Design requirements

Here are the main requirements we wanted our configuration system to have:

  • Support for hierarchical configuration information.
  • Full integration with command line option parsers. Often, you want to read a configuration file, but then override some of the values with command line options. Our configuration system automates this process and allows each command line option to be linked to a particular attribute in the configuration hierarchy that it will override.
  • Configuration files that are themselves valid Python code. This accomplishes many things. First, it becomes possible to put logic in your configuration files that sets attributes based on your operating system, network setup, Python version, etc. Second, Python has a super simple syntax for accessing hierarchical data structures, namely regular attribute access ( Third, using Python makes it easy for users to import configuration attributes from one configuration file to another. Fourth, even though Python is dynamically typed, it does have types that can be checked at runtime. Thus, a 1 in a config file is the integer ‘1’, while a '1' is a string.
  • A fully automated method for getting the configuration information to the classes that need it at runtime. Writing code that walks a configuration hierarchy to extract a particular attribute is painful. When you have complex configuration information with hundreds of attributes, this makes you want to cry.
  • Type checking and validation that doesn’t require the entire configuration hierarchy to be specified statically before runtime.
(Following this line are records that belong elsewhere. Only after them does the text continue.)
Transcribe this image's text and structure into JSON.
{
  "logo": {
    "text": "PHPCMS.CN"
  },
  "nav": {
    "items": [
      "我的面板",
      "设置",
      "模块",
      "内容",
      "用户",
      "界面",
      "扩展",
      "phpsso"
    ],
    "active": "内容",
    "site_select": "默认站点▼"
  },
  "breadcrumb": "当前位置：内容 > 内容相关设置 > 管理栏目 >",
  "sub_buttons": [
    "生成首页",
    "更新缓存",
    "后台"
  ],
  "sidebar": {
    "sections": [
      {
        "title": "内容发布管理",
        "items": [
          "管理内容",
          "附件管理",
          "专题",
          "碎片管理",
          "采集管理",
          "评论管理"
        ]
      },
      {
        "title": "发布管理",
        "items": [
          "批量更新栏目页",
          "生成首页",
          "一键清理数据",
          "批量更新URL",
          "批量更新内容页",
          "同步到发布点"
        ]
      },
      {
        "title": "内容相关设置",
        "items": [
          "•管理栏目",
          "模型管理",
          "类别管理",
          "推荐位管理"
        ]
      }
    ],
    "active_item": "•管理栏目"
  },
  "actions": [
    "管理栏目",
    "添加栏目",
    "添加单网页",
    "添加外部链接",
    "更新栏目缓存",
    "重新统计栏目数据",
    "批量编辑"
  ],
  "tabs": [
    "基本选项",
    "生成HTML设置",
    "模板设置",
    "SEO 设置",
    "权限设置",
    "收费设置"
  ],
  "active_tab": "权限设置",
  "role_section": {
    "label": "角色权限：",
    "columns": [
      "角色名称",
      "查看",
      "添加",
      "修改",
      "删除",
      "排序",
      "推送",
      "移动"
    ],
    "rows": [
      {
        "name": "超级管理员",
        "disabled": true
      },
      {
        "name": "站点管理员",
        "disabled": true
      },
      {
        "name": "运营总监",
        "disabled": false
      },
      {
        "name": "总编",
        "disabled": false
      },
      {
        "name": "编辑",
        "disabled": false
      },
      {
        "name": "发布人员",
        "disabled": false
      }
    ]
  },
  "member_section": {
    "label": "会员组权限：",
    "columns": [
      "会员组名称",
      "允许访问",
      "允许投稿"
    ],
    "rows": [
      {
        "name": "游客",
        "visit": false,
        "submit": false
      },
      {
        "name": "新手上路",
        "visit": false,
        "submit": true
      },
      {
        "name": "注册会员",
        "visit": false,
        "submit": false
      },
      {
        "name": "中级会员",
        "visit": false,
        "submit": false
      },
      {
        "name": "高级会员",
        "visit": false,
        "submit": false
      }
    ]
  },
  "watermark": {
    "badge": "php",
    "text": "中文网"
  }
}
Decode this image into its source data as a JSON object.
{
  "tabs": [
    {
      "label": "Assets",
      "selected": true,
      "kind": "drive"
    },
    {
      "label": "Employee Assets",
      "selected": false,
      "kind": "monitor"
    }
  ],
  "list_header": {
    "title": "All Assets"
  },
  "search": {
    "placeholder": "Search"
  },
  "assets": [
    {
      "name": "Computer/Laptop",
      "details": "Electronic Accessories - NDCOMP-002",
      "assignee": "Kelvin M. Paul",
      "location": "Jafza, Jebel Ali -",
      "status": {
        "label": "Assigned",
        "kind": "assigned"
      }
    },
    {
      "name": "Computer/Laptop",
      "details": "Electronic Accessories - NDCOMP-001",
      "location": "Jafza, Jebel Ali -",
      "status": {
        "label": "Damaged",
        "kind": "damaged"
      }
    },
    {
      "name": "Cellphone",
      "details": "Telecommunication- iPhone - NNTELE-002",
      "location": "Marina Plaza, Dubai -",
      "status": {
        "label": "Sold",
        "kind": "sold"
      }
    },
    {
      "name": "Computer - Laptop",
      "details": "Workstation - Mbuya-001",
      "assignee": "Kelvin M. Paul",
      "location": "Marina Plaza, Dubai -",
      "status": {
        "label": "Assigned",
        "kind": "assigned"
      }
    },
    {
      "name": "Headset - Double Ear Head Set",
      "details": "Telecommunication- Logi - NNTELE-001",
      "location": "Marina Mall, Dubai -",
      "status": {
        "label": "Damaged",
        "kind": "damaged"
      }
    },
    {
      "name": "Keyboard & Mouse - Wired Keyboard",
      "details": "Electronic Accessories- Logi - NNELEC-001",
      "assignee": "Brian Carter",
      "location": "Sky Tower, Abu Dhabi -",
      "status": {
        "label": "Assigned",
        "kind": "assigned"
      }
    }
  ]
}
Python is a very dynamic language and you don’t always know everything that needs to be configured when a program starts.